Tips for calling your elected reps :
Whether you get a person or an answering machine, start by saying: “Hello, my name is _______, I’m a constituent from [zip code], and I’m calling to ask [senator/representative] ________ to: ”
There are three ways to make your call a useful one:
- Keep it short. If you just want your voice to be heard and counted, tell the staffer your opinion on an issue, thank them, and say goodbye.
- Include a personal anecdote. Does the issue you’re calling about affect you or a loved one? Tell them, explicitly, how this issue affects their constituent. Give details, if possible. Make it personal, recallable, and therefore something that staffer can write down and share with the rep.
- Are you an expert on a topic? (’m looking at you, Widener grads) Tell the staffer that picks up your call that you’d like to talk to the person who handles policy on that topic. You’ll get to have a longer, more in depth conversation about a topic that you have professional or academic experience in, and you may be able to give that policy-writer information that they can use to advise the rep.

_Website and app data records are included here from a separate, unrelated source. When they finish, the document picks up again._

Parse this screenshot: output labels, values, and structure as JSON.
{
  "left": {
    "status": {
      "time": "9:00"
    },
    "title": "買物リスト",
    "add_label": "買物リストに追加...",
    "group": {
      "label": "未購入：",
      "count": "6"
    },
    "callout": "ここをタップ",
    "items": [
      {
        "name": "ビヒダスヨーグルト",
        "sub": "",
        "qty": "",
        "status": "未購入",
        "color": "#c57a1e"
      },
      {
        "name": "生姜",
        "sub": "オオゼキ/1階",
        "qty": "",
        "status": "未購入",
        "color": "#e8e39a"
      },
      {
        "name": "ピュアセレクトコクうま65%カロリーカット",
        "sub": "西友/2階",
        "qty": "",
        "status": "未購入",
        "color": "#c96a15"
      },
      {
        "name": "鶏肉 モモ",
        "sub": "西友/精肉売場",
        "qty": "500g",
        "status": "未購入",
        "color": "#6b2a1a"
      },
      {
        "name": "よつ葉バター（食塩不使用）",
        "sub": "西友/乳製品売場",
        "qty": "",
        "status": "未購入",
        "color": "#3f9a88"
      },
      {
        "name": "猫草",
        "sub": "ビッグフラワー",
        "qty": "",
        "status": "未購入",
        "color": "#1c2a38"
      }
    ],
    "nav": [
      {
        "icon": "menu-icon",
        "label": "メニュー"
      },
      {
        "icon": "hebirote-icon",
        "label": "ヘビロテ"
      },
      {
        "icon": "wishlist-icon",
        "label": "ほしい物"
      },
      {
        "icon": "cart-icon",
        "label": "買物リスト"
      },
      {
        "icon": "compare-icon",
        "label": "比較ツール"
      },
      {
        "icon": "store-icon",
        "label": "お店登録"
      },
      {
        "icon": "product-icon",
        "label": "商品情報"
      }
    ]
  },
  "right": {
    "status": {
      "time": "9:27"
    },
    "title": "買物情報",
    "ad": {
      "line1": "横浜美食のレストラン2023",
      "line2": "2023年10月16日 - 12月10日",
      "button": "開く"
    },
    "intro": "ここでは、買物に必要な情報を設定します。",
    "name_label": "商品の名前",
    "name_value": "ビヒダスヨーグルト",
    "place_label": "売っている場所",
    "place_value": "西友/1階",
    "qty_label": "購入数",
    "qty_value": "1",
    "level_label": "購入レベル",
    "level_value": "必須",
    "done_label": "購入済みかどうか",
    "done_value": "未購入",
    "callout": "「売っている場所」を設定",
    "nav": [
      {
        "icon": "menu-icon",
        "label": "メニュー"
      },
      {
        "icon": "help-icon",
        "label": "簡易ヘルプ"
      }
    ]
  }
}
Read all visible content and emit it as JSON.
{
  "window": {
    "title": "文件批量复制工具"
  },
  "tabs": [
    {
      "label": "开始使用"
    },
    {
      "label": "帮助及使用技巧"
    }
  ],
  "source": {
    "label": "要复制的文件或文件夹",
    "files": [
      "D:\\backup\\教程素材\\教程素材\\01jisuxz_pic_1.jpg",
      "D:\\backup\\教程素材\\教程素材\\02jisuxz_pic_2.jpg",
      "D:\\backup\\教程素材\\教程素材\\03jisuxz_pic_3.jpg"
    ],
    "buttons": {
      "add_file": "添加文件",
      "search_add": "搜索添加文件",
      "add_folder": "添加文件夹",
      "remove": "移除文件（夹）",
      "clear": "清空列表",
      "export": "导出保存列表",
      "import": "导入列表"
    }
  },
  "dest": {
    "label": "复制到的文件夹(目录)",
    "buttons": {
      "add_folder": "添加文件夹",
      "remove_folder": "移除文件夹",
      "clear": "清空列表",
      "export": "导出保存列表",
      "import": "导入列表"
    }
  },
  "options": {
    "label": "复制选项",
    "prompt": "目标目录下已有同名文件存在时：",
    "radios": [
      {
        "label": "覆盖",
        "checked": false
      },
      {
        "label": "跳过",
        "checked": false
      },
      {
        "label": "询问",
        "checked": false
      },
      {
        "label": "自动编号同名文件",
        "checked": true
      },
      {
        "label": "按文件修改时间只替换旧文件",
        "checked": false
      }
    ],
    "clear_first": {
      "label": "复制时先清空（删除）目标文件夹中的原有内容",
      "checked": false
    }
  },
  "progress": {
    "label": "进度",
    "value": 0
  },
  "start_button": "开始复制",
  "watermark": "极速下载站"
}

Try a few different offices. If your local office is swamped, each elected rep usually has a few different locations: all around their district, in the state capital, and in Washington. Save them ALL in your phone, so when you can’t get through to your local office, you don’t have to overcome that extra step of going online to find more numbers.
Call your state reps, not just your federal reps. Did you know that you have state senators and congress people, and not just federal ones? Yes indeed, your state has a state senate, and a state house of representatives. The laws passed on a state level can affect you more immediately and severely than the federal ones can. They’re the laws that determine local funding, laws about abortion and healthcare, and anything else that we’ve been worrying about on a national level. Keep an eye on what’s going on locally, too.
If you’re really outgoing, and you have a lot of feelings about a specific issue, try to get to know the staff in a particular office. Talk to the same policy writer a few times, get them to know your name. Make an appointment with that staffer to talk to them in person. You can really make a huge effect by getting (politely) up in someone’s face, over and over again.
If you’re not really outgoing, write a quick and easy script (or ask me to do it), make your call, say the words, thank them, and hang up. That’s all you have to do. Just get your tally counted.
On that topic: you can cry. You can stutter. You can correct yourself. You can be upset (as long as you’re polite). You can repeat yourself, if that’s what comes out of your mouth. If those things happen, YOU DID NOT FUCK UP THE CALL. You didn’t. You shared your opinion, the staffer will count it, and that is a HUGE success, no matter how nervous or uncomfortable you sound.
Make it a routine. It freaked me out SO MUCH at first, to call all of the time. But I take about 7 minutes a day, to make my usual calls, and try to take a longer break once a week for the state reps (takes a little longer to prepare for those calls). The more often you do it, the less terrifying or hard or confusing it will be.
And above all: do it. Just do it. Make those calls, write post cards, visit the office, whatever. You have to. You HAVE to. It is so, so important that you contact your reps.